→ **AVAILABLE DATA**
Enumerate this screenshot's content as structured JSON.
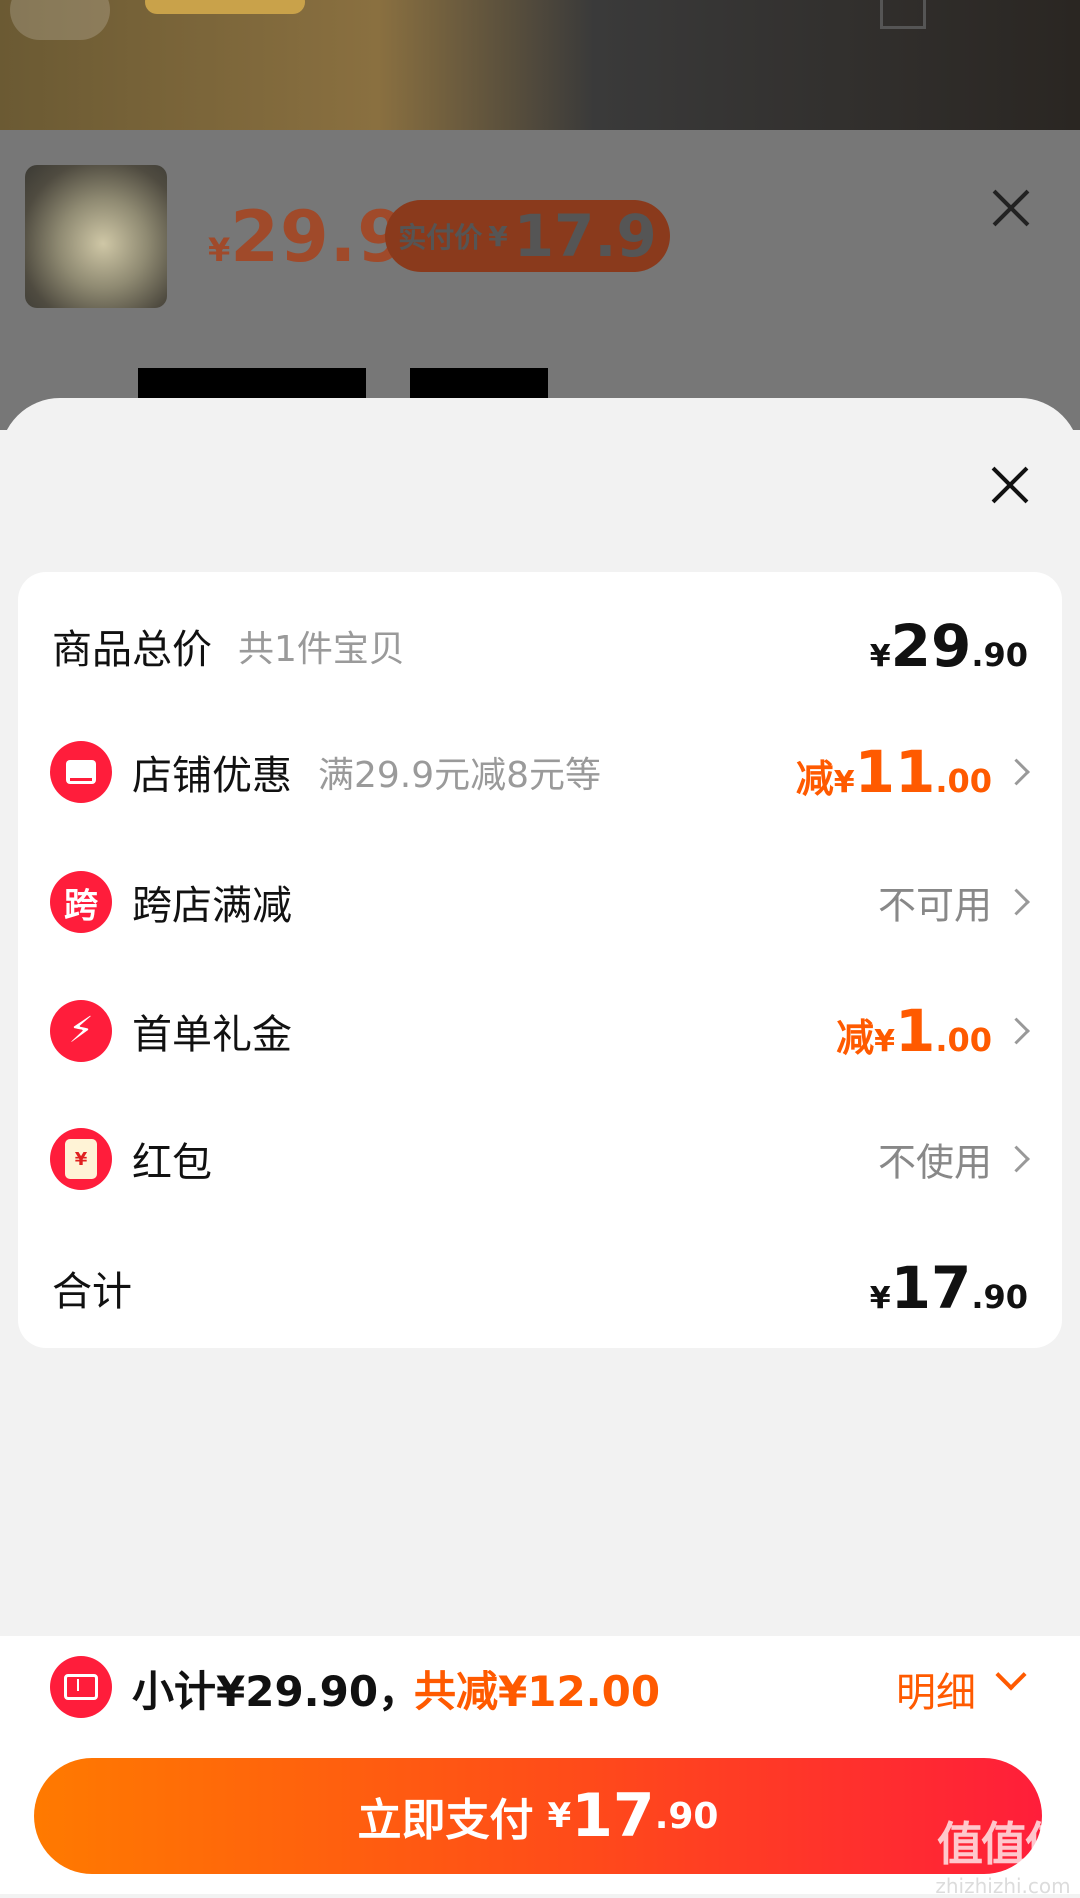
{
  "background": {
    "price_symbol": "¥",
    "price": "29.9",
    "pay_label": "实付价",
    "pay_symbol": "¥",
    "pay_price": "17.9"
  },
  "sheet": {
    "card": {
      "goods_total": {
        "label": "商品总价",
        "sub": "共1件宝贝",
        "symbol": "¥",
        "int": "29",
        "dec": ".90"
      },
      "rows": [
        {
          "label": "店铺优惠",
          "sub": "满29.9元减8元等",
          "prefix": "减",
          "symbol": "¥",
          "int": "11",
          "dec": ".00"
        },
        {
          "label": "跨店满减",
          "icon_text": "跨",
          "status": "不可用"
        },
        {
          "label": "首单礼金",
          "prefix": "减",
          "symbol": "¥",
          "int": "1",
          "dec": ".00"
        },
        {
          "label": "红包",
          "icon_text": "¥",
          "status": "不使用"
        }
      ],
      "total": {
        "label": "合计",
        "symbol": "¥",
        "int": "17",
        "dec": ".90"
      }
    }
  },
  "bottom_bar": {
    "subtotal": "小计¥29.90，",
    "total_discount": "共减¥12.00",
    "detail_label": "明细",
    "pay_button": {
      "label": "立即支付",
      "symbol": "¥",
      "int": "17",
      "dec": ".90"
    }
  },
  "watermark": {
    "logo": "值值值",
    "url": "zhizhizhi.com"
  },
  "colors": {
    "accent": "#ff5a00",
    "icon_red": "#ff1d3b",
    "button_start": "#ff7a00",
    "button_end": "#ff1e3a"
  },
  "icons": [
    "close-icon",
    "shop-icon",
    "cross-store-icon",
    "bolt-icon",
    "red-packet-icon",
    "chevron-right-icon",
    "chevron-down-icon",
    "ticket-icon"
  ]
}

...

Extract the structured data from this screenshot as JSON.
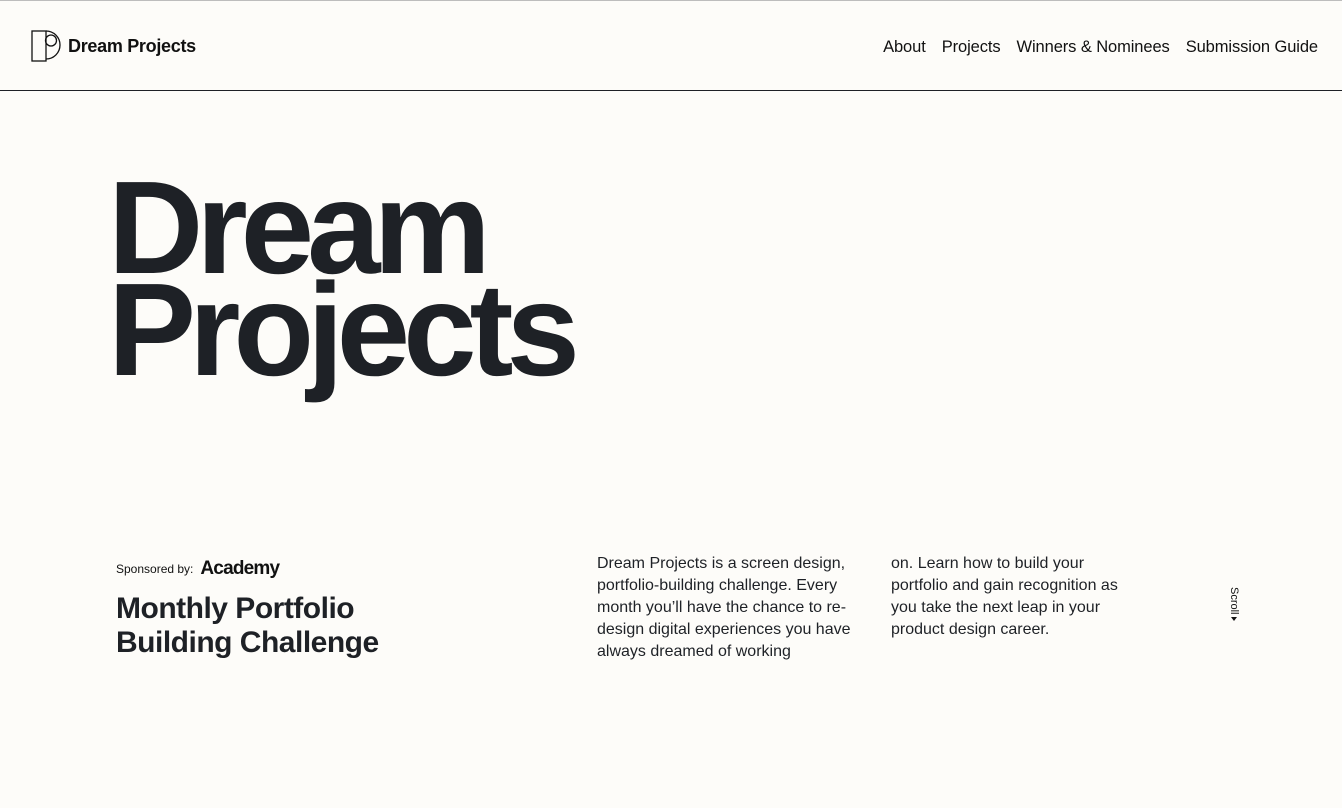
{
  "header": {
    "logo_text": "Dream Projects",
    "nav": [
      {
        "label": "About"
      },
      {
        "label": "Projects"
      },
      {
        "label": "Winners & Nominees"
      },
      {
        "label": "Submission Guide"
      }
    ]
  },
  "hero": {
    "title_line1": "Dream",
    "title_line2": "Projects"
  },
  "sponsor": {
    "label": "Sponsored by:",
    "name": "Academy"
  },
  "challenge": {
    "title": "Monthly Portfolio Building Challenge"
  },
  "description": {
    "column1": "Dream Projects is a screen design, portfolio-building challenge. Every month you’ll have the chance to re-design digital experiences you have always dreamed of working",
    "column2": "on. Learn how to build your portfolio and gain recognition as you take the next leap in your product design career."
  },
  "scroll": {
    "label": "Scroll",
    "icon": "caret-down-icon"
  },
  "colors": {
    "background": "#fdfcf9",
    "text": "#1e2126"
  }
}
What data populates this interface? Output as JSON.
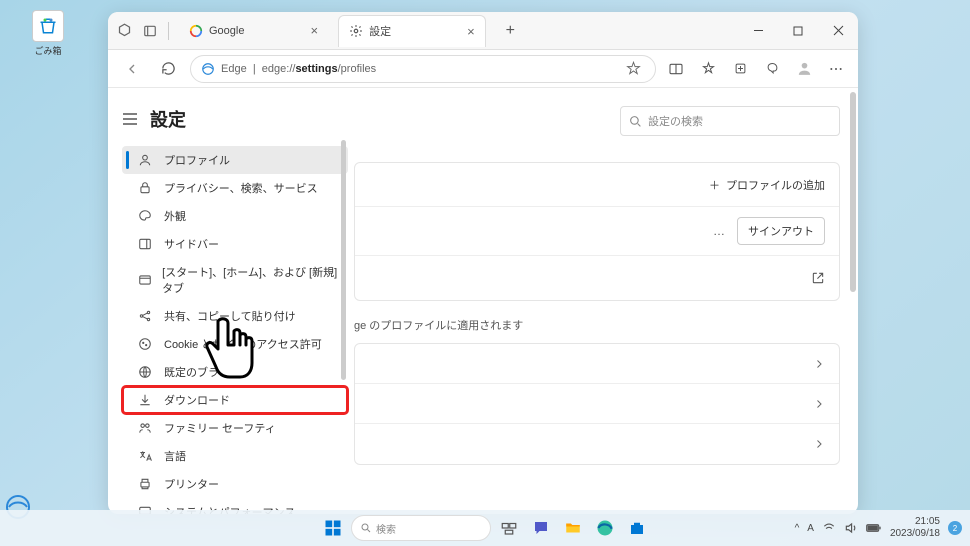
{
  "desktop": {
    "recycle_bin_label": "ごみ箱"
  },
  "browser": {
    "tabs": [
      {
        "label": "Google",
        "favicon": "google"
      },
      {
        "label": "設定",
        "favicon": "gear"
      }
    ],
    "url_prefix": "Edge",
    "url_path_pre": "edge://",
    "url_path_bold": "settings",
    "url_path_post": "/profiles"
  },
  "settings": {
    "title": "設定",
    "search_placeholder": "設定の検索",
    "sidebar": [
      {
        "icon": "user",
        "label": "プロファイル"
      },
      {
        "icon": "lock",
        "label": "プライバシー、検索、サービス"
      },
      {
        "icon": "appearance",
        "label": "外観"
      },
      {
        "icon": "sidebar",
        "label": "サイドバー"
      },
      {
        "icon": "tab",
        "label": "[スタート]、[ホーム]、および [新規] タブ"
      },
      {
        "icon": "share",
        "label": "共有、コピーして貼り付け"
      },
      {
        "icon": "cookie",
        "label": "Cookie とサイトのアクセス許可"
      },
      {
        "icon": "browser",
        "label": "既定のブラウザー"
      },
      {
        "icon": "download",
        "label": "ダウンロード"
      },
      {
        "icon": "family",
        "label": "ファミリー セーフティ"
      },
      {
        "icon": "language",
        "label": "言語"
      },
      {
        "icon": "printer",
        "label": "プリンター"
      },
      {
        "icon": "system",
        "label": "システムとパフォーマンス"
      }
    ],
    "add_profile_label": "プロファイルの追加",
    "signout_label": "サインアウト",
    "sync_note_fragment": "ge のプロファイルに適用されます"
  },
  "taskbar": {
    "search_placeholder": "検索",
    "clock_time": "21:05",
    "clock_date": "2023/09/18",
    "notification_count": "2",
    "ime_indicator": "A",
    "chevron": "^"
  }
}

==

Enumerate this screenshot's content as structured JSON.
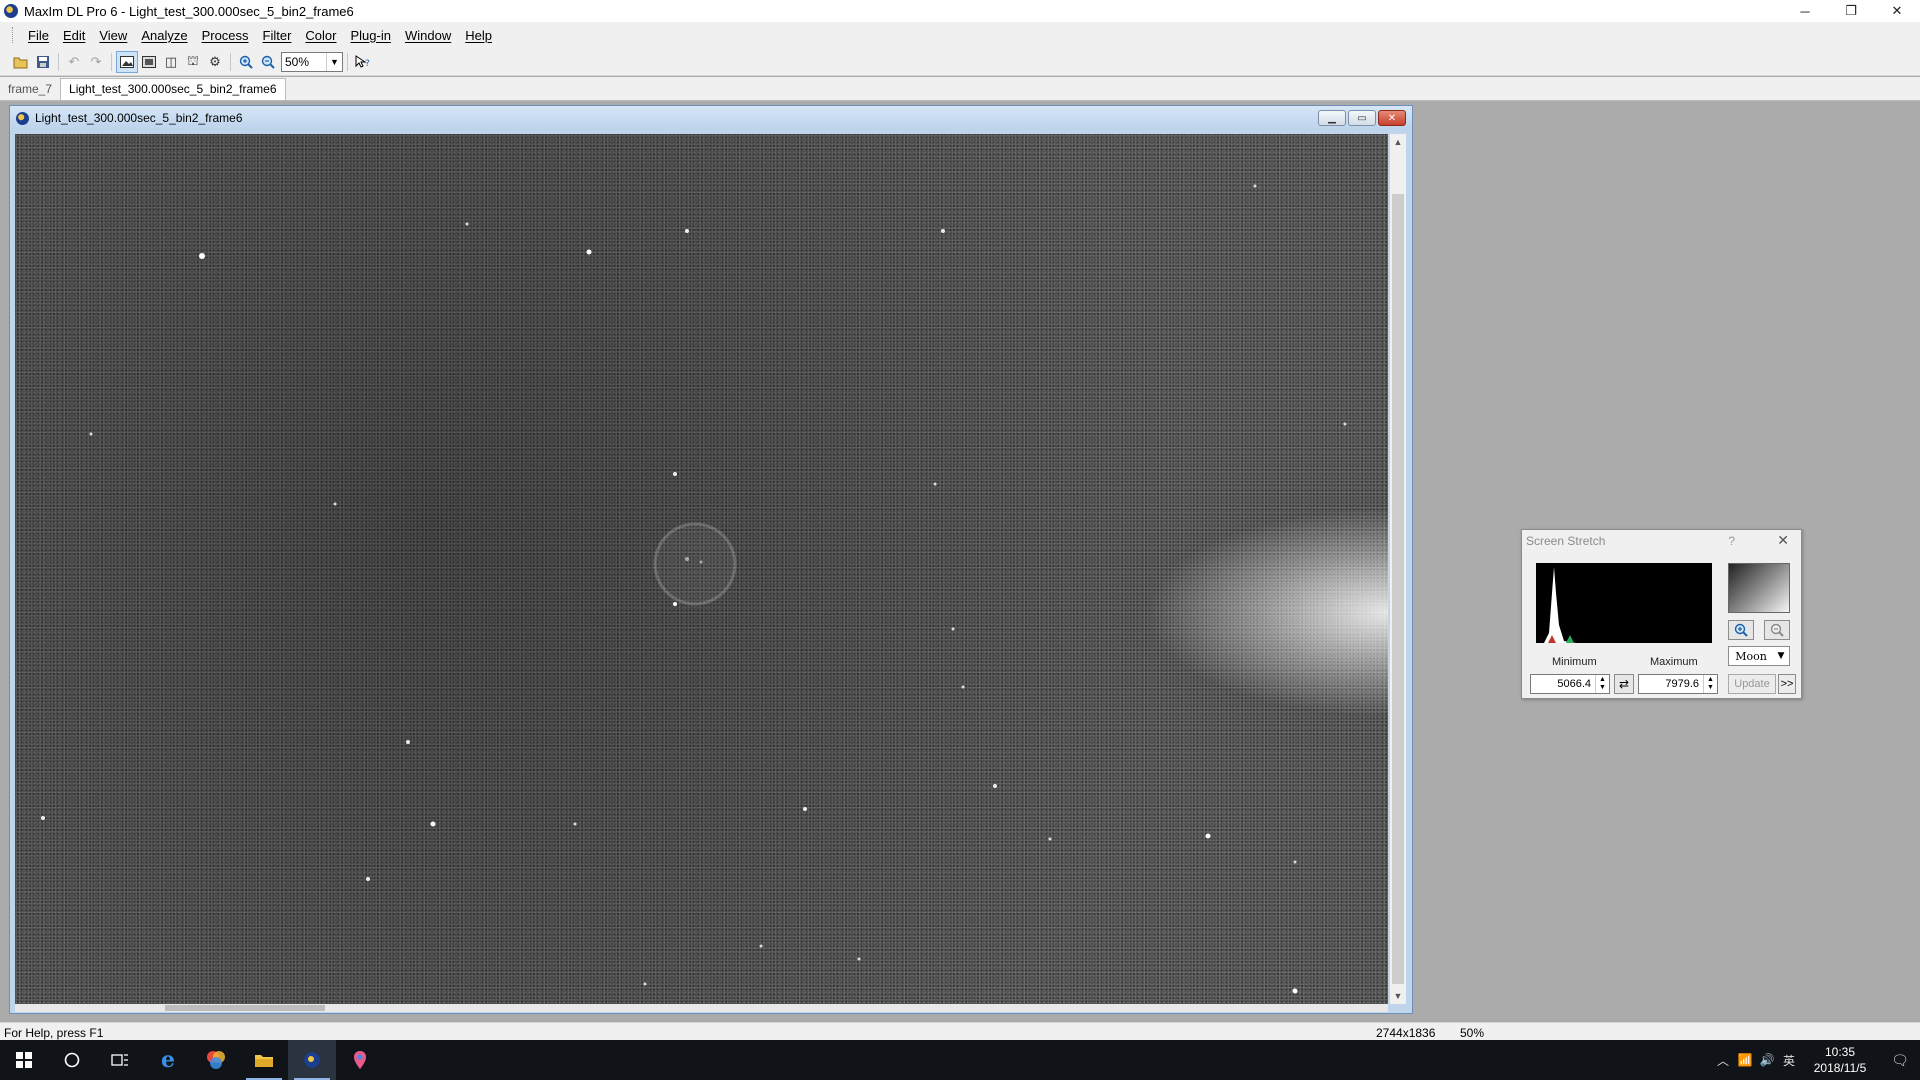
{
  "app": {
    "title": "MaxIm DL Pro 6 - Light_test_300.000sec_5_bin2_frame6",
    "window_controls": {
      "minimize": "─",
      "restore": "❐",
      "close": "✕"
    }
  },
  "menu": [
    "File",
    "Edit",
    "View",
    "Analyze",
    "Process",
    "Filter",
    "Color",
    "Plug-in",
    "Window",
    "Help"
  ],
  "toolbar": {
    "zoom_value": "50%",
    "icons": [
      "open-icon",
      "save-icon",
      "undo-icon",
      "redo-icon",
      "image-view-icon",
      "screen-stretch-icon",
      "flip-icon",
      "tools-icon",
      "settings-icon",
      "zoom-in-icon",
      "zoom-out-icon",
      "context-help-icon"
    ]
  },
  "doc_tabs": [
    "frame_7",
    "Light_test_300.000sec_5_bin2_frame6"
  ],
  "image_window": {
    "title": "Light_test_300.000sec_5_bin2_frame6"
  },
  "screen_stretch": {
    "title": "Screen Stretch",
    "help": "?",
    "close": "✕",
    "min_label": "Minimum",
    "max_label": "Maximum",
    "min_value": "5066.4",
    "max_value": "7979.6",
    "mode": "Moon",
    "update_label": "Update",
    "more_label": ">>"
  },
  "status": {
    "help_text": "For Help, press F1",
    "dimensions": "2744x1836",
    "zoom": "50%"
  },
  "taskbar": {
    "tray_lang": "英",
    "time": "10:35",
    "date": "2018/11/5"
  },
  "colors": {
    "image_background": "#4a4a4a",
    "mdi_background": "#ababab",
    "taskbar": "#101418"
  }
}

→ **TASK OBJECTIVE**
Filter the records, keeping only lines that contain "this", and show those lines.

→ **TASK RESPONSE**
Enumerate this screenshot's content as structured JSON.
Extract the structured data from this screenshot as JSON.
What data populates this interface? Output as JSON.
Enumerate this screenshot's content as structured JSON.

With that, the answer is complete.